Why Compound Interest is so important for your Pension
Have you ever heard people talk about compound interest and wonder why they talk about it so much and why they love it if they savings and hate it if they have debt?
This article will tell you why you should it love it for your pension and why it is so important.
If you put £100 into an account and it receives 1% interest, the savings account will be worth £101 in a year.
If you put £100 into an account and it receives 5% interest, the savings account will be worth £105 in a year.
The difference in interest earned is £4.
In 20 years time, the account paying 1% interest will now be worth: £122.14

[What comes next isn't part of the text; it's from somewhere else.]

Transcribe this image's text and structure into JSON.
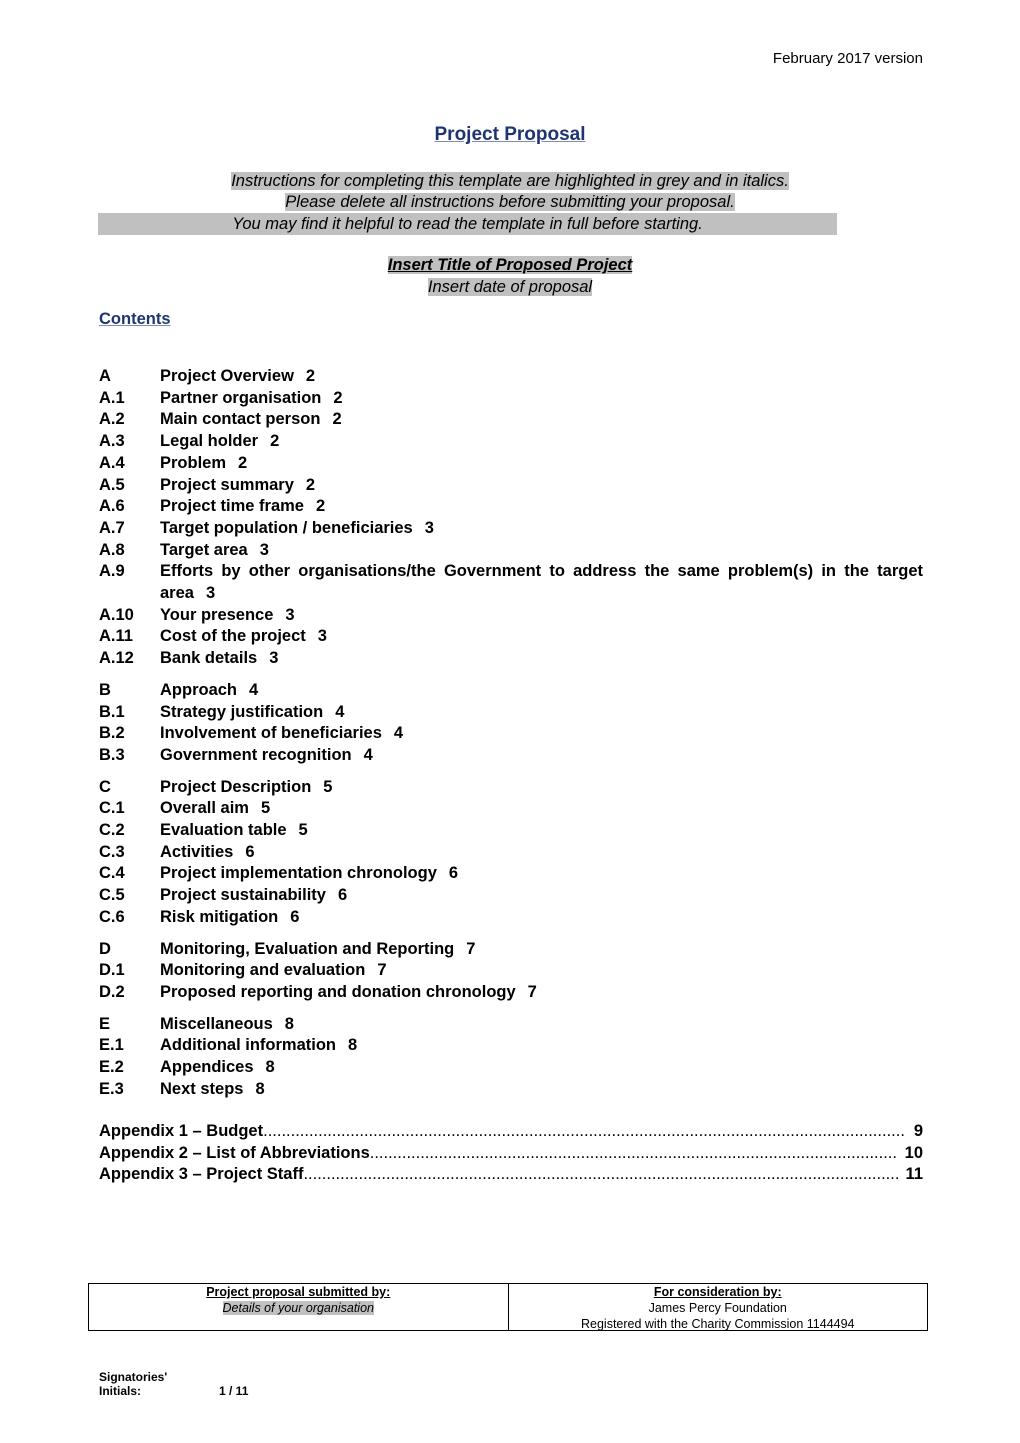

In 20 years time, the account paying 5% interest will be worth: £271.81
The difference in interest earned is £149.67. More than double what is in the 1% savings account.

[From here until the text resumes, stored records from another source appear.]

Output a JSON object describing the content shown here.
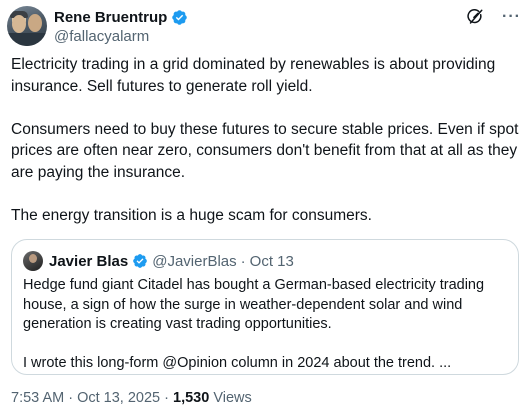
{
  "author": {
    "display_name": "Rene Bruentrup",
    "handle": "@fallacyalarm",
    "verified": true,
    "verified_color": "#1d9bf0"
  },
  "tweet": {
    "paragraphs": [
      "Electricity trading in a grid dominated by renewables is about providing insurance. Sell futures to generate roll yield.",
      "Consumers need to buy these futures to secure stable prices. Even if spot prices are often near zero, consumers don't benefit from that at all as they are paying the insurance.",
      "The energy transition is a huge scam for consumers."
    ]
  },
  "quote": {
    "display_name": "Javier Blas",
    "handle": "@JavierBlas",
    "separator": "·",
    "date": "Oct 13",
    "verified": true,
    "paragraphs": [
      "Hedge fund giant Citadel has bought a German-based electricity trading house, a sign of how the surge in weather-dependent solar and wind generation is creating vast trading opportunities.",
      "I wrote this long-form @Opinion column in 2024 about the trend. ..."
    ]
  },
  "footer": {
    "timestamp": "7:53 AM · Oct 13, 2025 · ",
    "views_count": "1,530",
    "views_label": " Views"
  },
  "icons": {
    "grok": "grok-icon",
    "more": "more-icon",
    "verified": "verified-badge-icon"
  },
  "colors": {
    "text_primary": "#0f1419",
    "text_secondary": "#536471",
    "border": "#cfd9de",
    "accent": "#1d9bf0"
  }
}
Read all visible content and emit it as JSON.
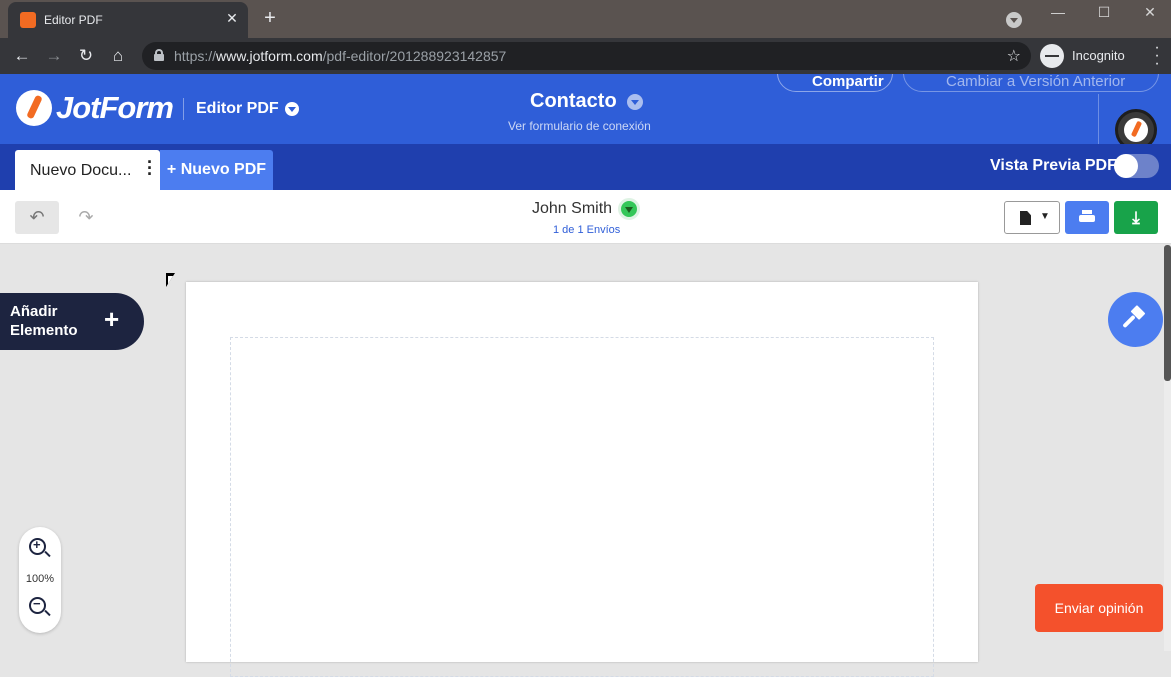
{
  "browser": {
    "tab_title": "Editor PDF",
    "tab_favicon": "jotform-icon",
    "url_prefix": "https://",
    "url_domain": "www.jotform.com",
    "url_path": "/pdf-editor/201288923142857",
    "profile_label": "Incognito"
  },
  "header": {
    "logo_text": "JotForm",
    "app_label": "Editor PDF",
    "form_title": "Contacto",
    "form_subtitle": "Ver formulario de conexión",
    "share_label": "Compartir",
    "revert_label": "Cambiar a Versión Anterior"
  },
  "docbar": {
    "doc_tab_label": "Nuevo Docu...",
    "new_pdf_label": "+ Nuevo PDF",
    "preview_label": "Vista Previa PDF",
    "preview_enabled": false
  },
  "editor": {
    "submitter_name": "John Smith",
    "submission_count": "1 de 1 Envíos"
  },
  "canvas": {
    "add_element_label": "Añadir Elemento",
    "zoom_level": "100%",
    "feedback_label": "Enviar opinión"
  },
  "colors": {
    "brand_blue": "#2f5ed8",
    "brand_dark_blue": "#1f3fae",
    "accent_blue": "#4c7df0",
    "jotform_orange": "#f26b22",
    "download_green": "#18a34a",
    "feedback_red": "#f4512c"
  }
}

This is why compound interest is so important for your pension.
Compound interest is simply the interest you earn on your interest. The more interest you earn and the longer the money is invested, the bigger the impact.
5 times bigger
If you are 30 now, it is quite possible you will not retire until you are 70, in forty years time, lets look at these calculations again:
In 20 years time, the account paying 1% interest will now be worth: £149.18
In 20 years time, the account paying 5% interest will be worth: £738.80
The difference in interest earned is £589.62. At this point, the account paying 5% is nearly 5 times bigger than the 1% account.
How can you reap the benefit of compound interest?
Compound interest is an amazing thing and is key to your pension success. What is more amazing as they don’t really need to consider it much. Instead you just need to do the following:
- Invest as early as possible into your pension. The earlier you do, the longer your money can work for you. Even if you think it is too late now, starting today is considerably better than starting in 10 years or never starting.
- Watch out for fees. You want to keep fees as low as possible. High fees eat into your profits and reduce how much you earn. Do not ignore them. This Telegraph article demonstrates the differences clearly.
Finally, remember KISS.